[Element data from apps and pages]
########
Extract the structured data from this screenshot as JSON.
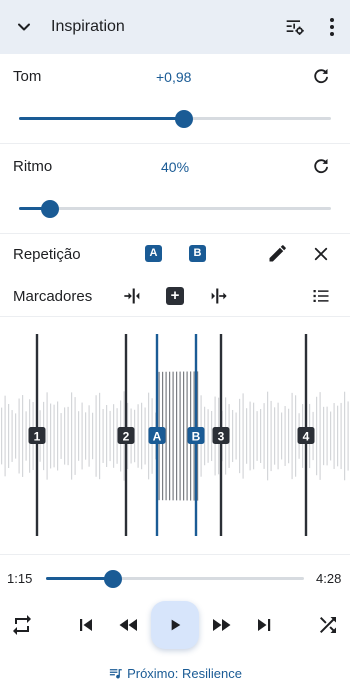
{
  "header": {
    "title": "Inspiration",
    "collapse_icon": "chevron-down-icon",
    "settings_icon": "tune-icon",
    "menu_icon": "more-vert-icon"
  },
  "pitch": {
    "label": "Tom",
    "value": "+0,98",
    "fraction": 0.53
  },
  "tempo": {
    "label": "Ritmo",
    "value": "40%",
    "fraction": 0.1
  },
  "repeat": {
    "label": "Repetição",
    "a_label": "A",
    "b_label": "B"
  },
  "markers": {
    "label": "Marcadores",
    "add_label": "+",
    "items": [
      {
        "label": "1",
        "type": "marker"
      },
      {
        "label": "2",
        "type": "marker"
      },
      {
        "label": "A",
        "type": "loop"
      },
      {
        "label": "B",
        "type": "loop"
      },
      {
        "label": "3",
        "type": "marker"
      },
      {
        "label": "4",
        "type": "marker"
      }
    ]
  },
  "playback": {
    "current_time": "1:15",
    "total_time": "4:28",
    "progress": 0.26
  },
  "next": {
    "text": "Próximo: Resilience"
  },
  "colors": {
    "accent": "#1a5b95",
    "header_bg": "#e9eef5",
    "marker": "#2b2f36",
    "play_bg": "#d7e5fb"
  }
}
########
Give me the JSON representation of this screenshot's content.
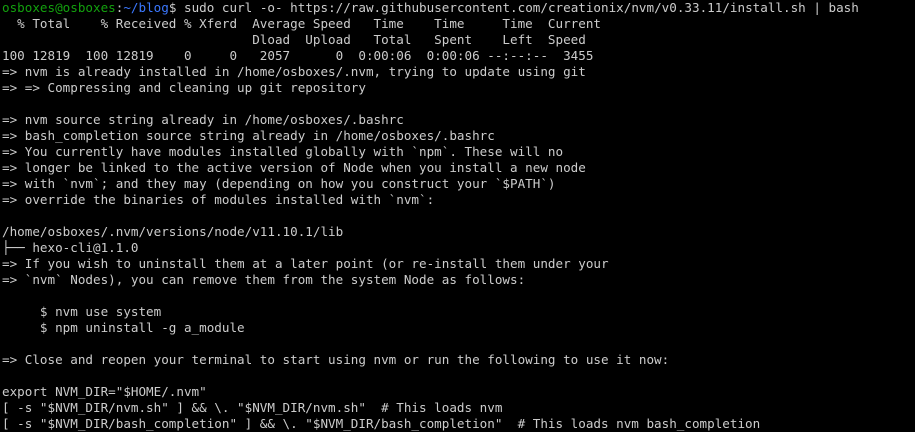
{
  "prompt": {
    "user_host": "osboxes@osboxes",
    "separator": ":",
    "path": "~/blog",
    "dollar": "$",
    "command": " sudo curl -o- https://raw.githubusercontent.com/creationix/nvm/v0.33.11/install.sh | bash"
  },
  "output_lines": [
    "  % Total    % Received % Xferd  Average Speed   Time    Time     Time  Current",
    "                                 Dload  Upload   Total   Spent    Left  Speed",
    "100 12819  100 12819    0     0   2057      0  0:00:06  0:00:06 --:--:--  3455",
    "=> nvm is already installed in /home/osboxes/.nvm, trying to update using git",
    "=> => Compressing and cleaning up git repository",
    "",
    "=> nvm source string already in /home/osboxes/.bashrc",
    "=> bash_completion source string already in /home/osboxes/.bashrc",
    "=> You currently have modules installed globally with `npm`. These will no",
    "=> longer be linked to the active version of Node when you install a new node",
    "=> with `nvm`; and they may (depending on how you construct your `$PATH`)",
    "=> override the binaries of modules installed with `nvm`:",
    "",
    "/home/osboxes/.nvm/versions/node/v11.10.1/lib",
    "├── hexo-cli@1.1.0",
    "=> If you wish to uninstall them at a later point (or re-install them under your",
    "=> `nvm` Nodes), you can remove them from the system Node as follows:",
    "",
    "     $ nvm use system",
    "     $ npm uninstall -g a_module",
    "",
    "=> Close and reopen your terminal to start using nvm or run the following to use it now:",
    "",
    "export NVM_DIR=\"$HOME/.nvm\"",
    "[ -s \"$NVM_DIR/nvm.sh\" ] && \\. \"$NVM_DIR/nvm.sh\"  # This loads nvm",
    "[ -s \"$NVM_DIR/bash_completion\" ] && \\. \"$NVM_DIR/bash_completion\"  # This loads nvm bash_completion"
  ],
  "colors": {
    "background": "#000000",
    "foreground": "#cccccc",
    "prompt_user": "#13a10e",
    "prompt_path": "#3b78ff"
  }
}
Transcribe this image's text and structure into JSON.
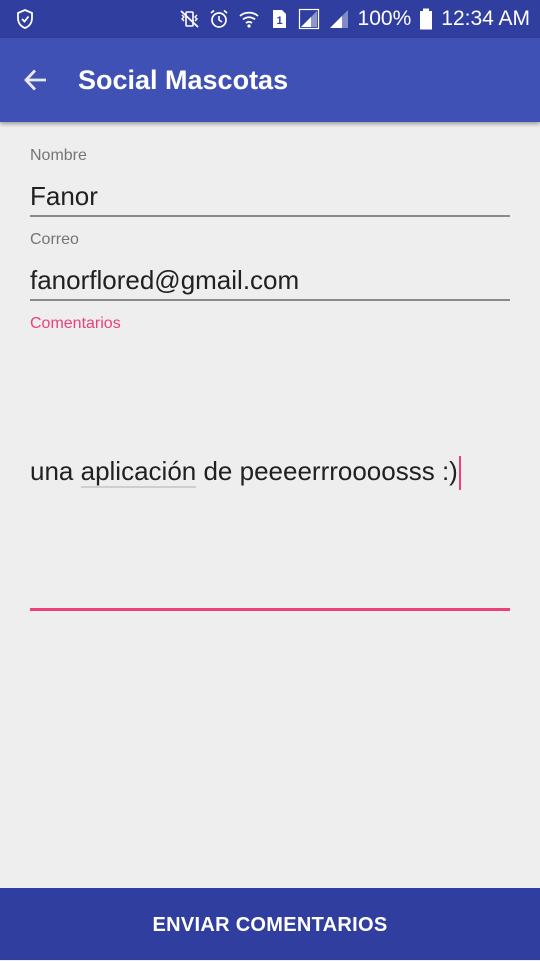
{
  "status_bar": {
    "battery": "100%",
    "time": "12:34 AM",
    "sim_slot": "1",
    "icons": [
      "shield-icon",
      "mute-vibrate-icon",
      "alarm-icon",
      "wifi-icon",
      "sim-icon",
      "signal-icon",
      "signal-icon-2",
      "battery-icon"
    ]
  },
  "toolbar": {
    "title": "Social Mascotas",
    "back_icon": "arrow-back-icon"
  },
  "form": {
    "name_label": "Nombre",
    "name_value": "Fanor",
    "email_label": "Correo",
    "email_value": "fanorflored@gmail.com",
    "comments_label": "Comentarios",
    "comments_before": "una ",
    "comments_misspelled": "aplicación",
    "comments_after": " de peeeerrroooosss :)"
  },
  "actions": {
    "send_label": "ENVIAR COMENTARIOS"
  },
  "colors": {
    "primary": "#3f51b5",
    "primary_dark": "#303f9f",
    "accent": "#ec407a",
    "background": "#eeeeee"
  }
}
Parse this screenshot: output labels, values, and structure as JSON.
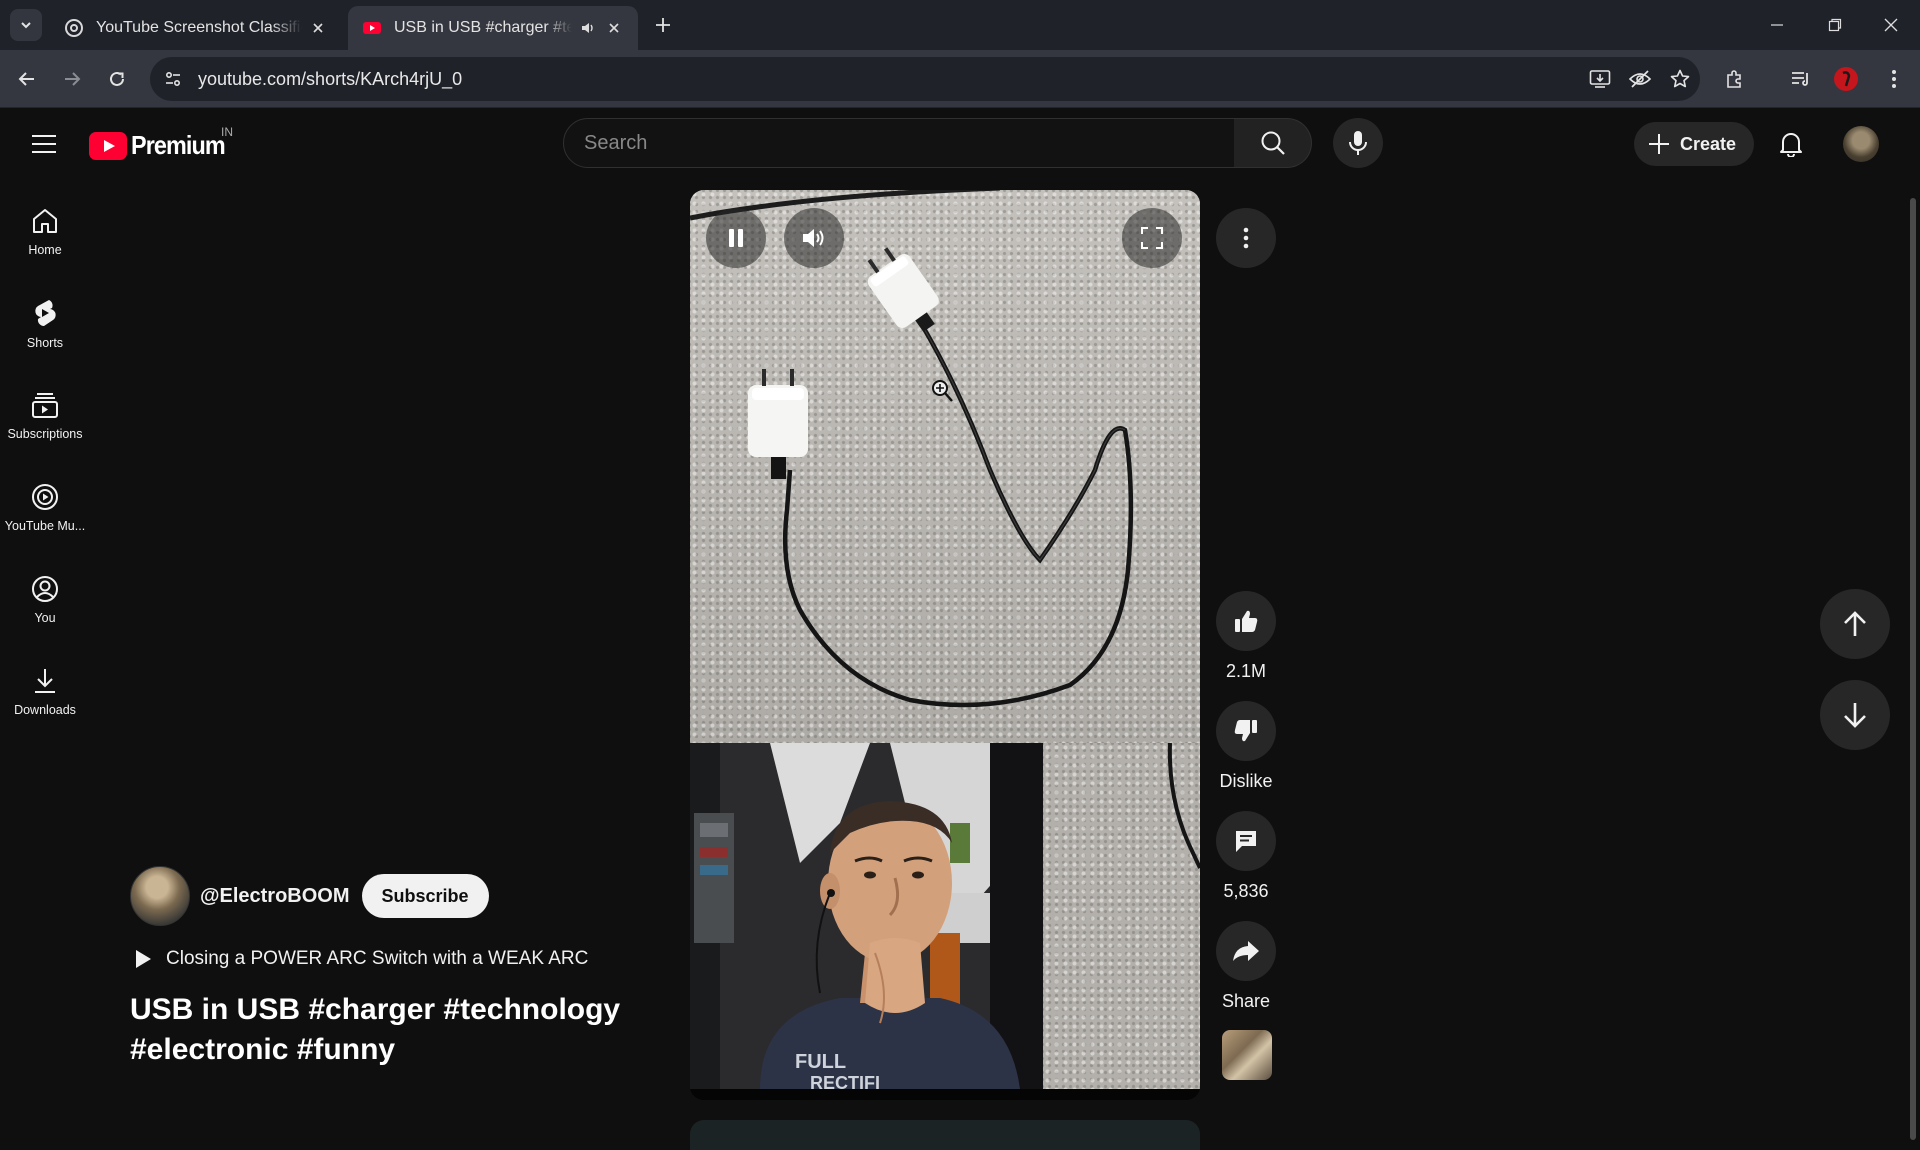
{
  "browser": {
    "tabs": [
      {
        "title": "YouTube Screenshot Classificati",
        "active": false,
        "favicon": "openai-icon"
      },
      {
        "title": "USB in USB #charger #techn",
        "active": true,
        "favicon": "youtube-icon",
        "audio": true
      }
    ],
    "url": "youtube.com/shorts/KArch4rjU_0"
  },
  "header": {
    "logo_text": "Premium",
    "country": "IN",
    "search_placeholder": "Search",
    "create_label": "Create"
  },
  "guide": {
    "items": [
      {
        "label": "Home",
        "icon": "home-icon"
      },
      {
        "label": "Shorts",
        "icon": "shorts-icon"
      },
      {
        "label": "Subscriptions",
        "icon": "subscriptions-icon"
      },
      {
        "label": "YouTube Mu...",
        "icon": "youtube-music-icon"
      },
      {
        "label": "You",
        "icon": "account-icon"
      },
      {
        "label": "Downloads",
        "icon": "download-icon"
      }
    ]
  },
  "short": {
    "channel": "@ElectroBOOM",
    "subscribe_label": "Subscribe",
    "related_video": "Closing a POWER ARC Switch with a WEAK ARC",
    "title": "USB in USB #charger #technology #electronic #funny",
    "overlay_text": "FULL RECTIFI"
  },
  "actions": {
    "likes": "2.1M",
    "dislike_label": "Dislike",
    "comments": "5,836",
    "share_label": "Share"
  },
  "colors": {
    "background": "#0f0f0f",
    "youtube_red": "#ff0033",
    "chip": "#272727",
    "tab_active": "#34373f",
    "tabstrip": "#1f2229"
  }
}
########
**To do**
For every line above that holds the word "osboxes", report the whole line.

**Answer area**
    "user_host": "osboxes@osboxes",
    "=> nvm is already installed in /home/osboxes/.nvm, trying to update using git",
    "=> nvm source string already in /home/osboxes/.bashrc",
    "=> bash_completion source string already in /home/osboxes/.bashrc",
    "/home/osboxes/.nvm/versions/node/v11.10.1/lib",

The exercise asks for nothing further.